Moles, voles are common pests in landscape

Recently the Extension office has received calls from homeowners who have observed the appearance of tunnels in the soil and small holes in the ground. Often they are caused by the actions of small animals called moles and voles.

What exactly are these animals and how are they different? Moles feed on insects. Moles are flat, pig-nosed, gray animals 5 to 6 inches long. Moles have large incisor and canine teeth. They possess powerful front feet used to tunnel below ground and are rarely observed above ground.

Their diet consists of earthworms, white grubs, ants, beetles and other subterranean insects. They do not feed on plants. Their tunnels can potentially damage a young plant's root system. A large network of the raised tunnels dug by a few moles can ruin a lawn's appearance. The mole population peaks in the fall.

Voles are rodents resembling a house mouse but have a shorter tail and smaller ears. They are brown to gray in color, 4 to 6 inches long with mouse-like chewing teeth but no canine teeth. Voles feed on plant roots, bulbs and other parts of vegetation. They damage plant material by chewing the roots of young trees and shrubs, and can strip the bark at ground level. Voles travel above ground. Their paths are called runways and can be identified as worn paths in the grass and ground litter.

Moles and voles damage lawns and gardens differently. Mole damage is usually only cosmetic. They plow the soil by tunneling just under the surface in search of grubs. Mole tunnels can make turf look "cracked" and in closely mowed turf, their tunnels can become unsightly, especially with the volcano-shaped mound built around their exit hole.

Voles feeding on ornamental plants will girdle the trunks and damage the roots by chewing. Root tips look like sharpened pencils. Often you will not suspect the damage until the plant just falls over. Voles are active both day and night.

Moles can be difficult to control. Reducing their food source is one method. Grubs are one of their favorite foods and often what attracts them to an area. Applying insecticides labeled for controlling grubs can reduce the damage caused by moles.

Another control method is the use of lethal harpoon traps placed over their tunnels. The traps are set off by mole movements. Step on their runs in several places, marking the spots. The moles will repair the tunnels they use. Go back to these spots and observe the repairs. Do this several times. Then place the traps on top of these runs.

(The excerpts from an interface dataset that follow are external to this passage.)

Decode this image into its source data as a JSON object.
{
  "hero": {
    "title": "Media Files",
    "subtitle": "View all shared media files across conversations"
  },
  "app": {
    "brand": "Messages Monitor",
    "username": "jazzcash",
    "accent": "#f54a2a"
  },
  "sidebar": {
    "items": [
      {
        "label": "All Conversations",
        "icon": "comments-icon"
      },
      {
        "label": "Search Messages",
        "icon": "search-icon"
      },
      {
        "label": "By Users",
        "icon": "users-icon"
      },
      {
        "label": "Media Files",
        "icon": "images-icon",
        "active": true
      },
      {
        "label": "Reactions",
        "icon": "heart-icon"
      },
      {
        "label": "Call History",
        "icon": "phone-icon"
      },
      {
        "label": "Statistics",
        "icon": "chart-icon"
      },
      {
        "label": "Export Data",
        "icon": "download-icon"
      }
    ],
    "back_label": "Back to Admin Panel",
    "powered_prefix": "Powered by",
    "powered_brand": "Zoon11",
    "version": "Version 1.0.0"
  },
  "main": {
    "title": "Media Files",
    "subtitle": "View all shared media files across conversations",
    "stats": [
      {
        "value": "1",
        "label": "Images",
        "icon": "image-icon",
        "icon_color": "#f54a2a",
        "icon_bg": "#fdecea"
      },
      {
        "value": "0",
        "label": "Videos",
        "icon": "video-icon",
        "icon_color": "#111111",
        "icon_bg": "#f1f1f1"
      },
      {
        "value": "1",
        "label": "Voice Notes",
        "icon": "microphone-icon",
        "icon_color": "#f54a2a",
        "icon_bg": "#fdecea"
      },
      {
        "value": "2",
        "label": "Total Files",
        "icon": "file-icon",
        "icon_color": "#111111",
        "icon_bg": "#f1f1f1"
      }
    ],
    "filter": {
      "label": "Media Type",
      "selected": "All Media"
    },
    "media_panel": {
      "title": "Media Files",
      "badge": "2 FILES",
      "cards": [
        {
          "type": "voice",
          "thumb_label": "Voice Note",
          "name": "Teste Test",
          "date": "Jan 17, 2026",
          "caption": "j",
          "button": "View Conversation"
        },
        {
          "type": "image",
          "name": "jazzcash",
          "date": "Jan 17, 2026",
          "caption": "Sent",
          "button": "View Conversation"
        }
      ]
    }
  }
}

Control voles by reducing the amount of groundcover by mowing or some other means. This is the best way to deter voles from inhabiting an area since they prefer plenty of groundcover to protect them from predatory birds and mammals. Traps may also be used. Snare traps and snap traps (traditional mouse traps) can be placed in runways and baited with apple slices. A good method is baiting the traps with small amount of peanut butter for few nights without setting the traps. When the traps are finally set there is an element of surprise.

Another method of controlling vole damage is to create a "fence" out of hardware mesh cloth and wrap it around the base of the woody plants to deter them from chewing on the bark. Baits or poisons are not available for homeowners to use in controlling voles.

Timothy Daly is and Agricultural and Natural resource Extension Agent with Gwinnett County Extension. He can be contacted at 678-377-4010 or timothy.daly@gwinnettcounty.com.